### Table 6: Equations after Constraint Propagation

"... In PAGE 10: ...Table 6: Equations after Constraint Propagation Continuing constraint propagation yields the equations in Table6 , where D 1 =#28y =0^ z#3Ci#29. 2 Example 7 #28Example 6 Continued#29 Now consider the case when n #15 i.... In PAGE 10: ... Finally, it is easily seen that #28D i quot; ^ z#3Ci#29 quot; = D i quot; for i =0; 1. Inserting these observations | which all maybee#0E- ciently computed | in the equations of Table6 weget equations which after application of Boolean Simpli#0C- cation and Trivial Equation Elimination all simpli#0Ces to tt. Thus, in the case n #15 i, our minimization heuristics will yield tt as the property required of A in order that A j f B n satis#0Ces Y .... ..."

### Table 8. Equations after Constraint Propagation

1995

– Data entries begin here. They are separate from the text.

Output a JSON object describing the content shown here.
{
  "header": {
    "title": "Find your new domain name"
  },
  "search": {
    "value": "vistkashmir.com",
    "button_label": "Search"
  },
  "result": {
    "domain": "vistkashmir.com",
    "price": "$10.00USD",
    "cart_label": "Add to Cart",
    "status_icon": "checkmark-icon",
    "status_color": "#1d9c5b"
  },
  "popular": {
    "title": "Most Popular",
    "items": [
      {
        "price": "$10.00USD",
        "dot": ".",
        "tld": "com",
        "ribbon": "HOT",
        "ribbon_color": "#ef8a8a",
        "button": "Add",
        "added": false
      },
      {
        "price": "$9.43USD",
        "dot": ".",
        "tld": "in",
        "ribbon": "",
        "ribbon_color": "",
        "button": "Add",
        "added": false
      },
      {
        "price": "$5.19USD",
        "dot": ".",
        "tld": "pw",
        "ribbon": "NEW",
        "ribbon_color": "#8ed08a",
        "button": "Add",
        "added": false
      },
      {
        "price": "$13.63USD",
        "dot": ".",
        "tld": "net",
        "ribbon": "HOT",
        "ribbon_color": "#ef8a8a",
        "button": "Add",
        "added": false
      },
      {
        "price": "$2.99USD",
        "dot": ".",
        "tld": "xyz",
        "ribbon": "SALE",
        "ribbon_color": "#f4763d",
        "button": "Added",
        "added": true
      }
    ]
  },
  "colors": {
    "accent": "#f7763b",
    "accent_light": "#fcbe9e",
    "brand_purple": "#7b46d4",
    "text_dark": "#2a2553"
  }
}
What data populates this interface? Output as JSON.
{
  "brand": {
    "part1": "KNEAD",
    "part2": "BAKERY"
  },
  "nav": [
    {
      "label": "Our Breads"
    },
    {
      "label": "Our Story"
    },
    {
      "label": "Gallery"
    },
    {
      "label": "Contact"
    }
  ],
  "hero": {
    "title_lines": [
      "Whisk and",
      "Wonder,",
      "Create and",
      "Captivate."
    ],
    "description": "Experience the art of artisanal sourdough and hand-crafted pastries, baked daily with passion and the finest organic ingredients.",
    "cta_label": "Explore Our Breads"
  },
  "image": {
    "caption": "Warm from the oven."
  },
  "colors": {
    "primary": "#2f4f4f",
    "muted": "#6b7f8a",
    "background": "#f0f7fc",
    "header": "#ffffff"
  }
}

"... In PAGE 21: ... Using the propagation laws from Table 6 we get: tt #29 #10 y in Y 0 #11 #11 tt #29 #10 fy;zg in X 0 #11 #11 fy;zg in #10 D 0 #29 X 0 #11 where D 0 =#28y =0^ z = 0#29. This makes the implication D 0 #29 X 0 applicable to constraint propagation as follows: #28D 0 #29 X 0 #29 #11 D 0 #29 h #28z #15 i#29 _ #10 #5Bb#5D#28y in X 1 #29 ^88X 0 #11i #11 #10 D 0 #29 #5Bb#5D#28y in X 1 #29 #11 ^ #10 D 0 #2988X 0 #11 as #28z#3Ci^ D 0 #29=D 0 #11 #5Bb#5D #10 y in #28D 0 #29 X 1 #29 #11 ^88 #10 D 0 quot; #29 X 0 #11 Continuing constraint propagation yields the equations in Table8 , where D 1 = #28y =0^ z#3Ci#29. u t Example 9.... In PAGE 22: ... Finally, it is easily seen that #28D i quot; ^ z#3Ci#29 quot; = D i quot; for i =0; 1. Inserting these observations | whichallmay be e#0Eciently computed | in the equations of Table8 we get the simpli#0Ced equations in Table 9. Now, the conjuncts ff #29 #5Bc#5Dff are obviously equivalenttott andwillthus be removed by the boolean simpli#0Ccation transformations.... ..."

Cited by 85